Component data from apps and pages –
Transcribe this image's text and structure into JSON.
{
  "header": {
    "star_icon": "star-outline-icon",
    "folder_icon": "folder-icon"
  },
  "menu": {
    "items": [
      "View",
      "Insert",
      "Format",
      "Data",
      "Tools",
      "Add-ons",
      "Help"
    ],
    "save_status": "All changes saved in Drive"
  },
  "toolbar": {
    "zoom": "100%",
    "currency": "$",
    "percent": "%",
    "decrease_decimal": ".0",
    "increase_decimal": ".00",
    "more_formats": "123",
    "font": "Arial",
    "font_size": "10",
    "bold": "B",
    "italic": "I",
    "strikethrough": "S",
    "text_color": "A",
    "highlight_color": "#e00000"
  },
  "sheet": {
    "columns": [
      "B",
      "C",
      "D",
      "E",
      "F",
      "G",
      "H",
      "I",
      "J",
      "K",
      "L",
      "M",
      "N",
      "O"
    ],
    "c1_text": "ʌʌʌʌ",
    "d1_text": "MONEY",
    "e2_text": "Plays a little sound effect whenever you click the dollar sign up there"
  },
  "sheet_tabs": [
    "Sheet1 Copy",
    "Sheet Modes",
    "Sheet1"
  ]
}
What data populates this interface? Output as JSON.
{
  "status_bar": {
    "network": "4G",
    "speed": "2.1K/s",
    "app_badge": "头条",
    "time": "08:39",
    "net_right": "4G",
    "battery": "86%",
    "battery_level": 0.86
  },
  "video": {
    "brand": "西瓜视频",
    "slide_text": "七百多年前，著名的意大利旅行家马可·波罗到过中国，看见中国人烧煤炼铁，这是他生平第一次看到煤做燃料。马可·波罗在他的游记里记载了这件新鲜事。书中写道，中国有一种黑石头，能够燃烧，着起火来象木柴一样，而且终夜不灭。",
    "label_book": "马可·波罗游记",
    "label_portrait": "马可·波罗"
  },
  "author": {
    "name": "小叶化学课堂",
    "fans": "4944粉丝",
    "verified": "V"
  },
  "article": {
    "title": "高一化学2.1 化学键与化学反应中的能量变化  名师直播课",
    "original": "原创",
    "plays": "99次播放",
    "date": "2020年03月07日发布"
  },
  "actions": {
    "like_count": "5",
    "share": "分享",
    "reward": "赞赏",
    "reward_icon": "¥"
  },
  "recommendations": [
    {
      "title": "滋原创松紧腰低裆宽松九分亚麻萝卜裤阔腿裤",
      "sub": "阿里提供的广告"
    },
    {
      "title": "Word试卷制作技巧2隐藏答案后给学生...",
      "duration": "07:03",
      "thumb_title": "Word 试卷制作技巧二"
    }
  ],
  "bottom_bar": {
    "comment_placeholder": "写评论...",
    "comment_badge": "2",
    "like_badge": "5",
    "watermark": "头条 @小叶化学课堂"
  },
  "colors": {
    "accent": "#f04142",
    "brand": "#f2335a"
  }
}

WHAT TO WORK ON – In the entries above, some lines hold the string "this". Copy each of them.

RESULT OF THE TASK –
Transcribe this image's text and structure into JSON.
What data populates this interface? Output as JSON.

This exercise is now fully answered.